Problem description — Every line containing the string "columns" is to be copied from the records.

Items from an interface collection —
[Start of section]

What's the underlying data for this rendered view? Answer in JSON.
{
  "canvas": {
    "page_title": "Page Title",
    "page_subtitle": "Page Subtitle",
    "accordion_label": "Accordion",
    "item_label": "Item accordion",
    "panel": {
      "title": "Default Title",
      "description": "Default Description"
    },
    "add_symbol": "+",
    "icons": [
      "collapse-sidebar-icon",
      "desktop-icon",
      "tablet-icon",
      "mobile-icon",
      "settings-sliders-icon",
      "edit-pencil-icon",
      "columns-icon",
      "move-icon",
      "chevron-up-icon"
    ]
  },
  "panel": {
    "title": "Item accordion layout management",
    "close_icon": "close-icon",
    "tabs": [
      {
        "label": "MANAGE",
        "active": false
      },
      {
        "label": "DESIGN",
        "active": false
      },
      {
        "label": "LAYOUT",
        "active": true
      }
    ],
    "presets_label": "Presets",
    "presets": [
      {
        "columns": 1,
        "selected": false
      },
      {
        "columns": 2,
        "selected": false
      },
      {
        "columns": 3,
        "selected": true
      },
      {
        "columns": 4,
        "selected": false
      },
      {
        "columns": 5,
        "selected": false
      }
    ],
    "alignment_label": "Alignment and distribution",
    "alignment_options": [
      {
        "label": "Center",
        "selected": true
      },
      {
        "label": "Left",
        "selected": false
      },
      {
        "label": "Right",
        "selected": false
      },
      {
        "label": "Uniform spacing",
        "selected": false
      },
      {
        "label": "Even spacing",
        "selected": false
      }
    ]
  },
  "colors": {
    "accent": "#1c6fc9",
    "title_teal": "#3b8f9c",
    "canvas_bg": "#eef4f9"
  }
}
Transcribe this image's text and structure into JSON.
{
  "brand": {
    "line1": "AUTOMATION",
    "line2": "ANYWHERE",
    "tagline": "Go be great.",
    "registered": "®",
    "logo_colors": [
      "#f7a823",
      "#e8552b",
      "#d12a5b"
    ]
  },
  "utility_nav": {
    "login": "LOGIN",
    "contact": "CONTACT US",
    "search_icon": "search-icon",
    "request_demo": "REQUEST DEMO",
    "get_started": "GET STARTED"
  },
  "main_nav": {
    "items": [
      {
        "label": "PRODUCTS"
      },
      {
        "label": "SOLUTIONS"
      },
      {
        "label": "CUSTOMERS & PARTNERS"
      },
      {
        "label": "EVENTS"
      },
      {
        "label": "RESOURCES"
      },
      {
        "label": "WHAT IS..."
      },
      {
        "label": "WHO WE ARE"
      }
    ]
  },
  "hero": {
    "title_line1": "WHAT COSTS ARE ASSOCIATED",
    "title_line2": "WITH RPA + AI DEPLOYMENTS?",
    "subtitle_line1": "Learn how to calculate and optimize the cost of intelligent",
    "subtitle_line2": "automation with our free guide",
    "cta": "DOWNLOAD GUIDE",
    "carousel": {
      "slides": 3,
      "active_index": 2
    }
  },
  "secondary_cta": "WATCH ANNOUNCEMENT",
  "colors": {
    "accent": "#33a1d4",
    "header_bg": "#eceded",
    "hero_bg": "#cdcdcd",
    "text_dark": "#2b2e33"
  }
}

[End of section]

The answer —
      "columns-icon",
        "columns": 1,
        "columns": 2,
        "columns": 3,
        "columns": 4,
        "columns": 5,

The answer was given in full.